The overarching objectives of this study are to: 1) examine whether a 4-session manualized behavioral activation intervention (BA-PC) compared to Treatment as Usual (TAU) is effective in reducing self-reported depressive symptoms and subjective secondary outcomes such as sleep impairment and quality of life; 2) examine patient satisfaction, engagement, and receptivity to a 4-session BA-PC; and 3) explore the impact of BA-PC on suicidal ideation.
The study will achieve these objectives using a randomized, controlled trial study design that has two conditions (4-session BA-PC and Treatment as Usual). Veterans will be recruited from three VA primary care settings in the Western portion of VISN 2 (Syracuse, Rochester, and Buffalo). The primary inclusion criteria for the study will be a report of depressive symptoms by primary care patients, who are not currently engaged in psychological treatment for depression. A total of 136 Veterans will be targeted for randomization. All Veterans will be assessed every 2 weeks for changes in mood and more comprehensive assessments will be completed at 6, 12, and 24 weeks.
A total of 140 Veterans have been enrolled. Recruitment has ended and follow-up is continuing for another 24 weeks.
The availability of brief evidence-based therapies that can be efficiently delivered in primary care settings could significantly enhance care of ~29% of Veterans in primary care, those endorsing moderate to severe depressive symptoms. Testing a 4-session manualized primary-care based, brief behavioral activation intervention will help to establish the effectiveness of a brief BA intervention suited to primary care, while also providing a 4-session model for providers to follow. To the extent that BA-PC improves other associated features of depression, such as sleep and quality of life outcomes, it may significantly reduce health consequences and service utilization for these Veterans. Given the interrelationship between depressive symptoms and suicidal thoughts/behaviors and the need for identified interventions for Veterans reporting
suicidal thoughts/behaviors in primary care, this study may identify a potentially useful intervention to reduce suicide risk. Findings from the trial may also help to inform wider clinical dissemination of BA-PC, including increased implementation of BA-PC at other VA sites, as well as further examination as to whether specific subgroups respond more positively or negatively to BA-PC relative to usual care.

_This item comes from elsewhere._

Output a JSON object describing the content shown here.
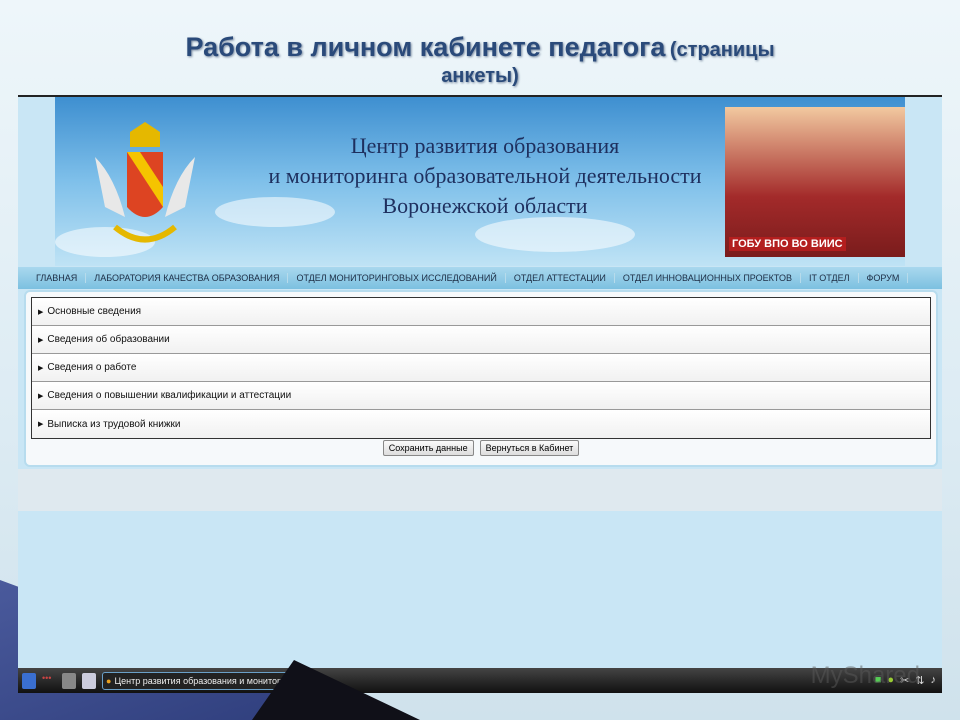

None at this time.
Mental, Cognitive and Behavioral Disorders
Treatment - Efficacy/Effectiveness Clinical Trial
Behavioral Therapy, Depression, Suicide